Top of Entries provided
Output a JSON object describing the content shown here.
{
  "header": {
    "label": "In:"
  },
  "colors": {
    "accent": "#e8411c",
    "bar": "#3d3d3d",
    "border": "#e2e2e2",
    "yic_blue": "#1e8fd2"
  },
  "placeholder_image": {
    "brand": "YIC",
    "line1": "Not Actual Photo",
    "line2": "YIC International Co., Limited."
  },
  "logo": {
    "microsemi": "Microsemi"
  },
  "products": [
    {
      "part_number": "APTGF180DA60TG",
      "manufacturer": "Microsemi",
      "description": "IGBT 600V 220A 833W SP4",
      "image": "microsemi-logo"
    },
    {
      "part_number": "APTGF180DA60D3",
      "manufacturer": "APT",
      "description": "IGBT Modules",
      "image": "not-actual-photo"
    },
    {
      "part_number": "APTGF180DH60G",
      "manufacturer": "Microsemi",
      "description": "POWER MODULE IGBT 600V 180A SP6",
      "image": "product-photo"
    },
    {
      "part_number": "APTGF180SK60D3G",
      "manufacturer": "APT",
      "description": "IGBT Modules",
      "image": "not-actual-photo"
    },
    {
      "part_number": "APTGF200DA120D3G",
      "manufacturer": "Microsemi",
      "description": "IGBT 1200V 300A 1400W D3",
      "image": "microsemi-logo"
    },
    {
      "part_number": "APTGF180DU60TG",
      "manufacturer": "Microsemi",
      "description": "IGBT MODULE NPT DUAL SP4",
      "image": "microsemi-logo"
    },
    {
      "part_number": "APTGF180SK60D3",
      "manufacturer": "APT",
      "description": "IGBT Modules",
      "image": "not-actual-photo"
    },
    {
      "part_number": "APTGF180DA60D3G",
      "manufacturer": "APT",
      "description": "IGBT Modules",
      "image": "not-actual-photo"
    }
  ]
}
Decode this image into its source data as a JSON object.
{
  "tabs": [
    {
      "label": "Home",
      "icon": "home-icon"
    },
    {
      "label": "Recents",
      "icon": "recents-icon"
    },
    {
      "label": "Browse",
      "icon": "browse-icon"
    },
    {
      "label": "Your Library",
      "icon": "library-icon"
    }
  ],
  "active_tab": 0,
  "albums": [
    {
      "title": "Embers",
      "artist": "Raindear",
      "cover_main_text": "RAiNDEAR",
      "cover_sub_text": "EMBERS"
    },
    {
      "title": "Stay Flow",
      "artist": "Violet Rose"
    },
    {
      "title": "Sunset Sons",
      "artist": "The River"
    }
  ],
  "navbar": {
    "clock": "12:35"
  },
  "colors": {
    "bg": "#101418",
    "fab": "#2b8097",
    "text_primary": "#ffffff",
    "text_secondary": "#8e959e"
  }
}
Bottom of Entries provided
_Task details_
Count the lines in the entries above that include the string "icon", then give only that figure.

_Exercise answer_
4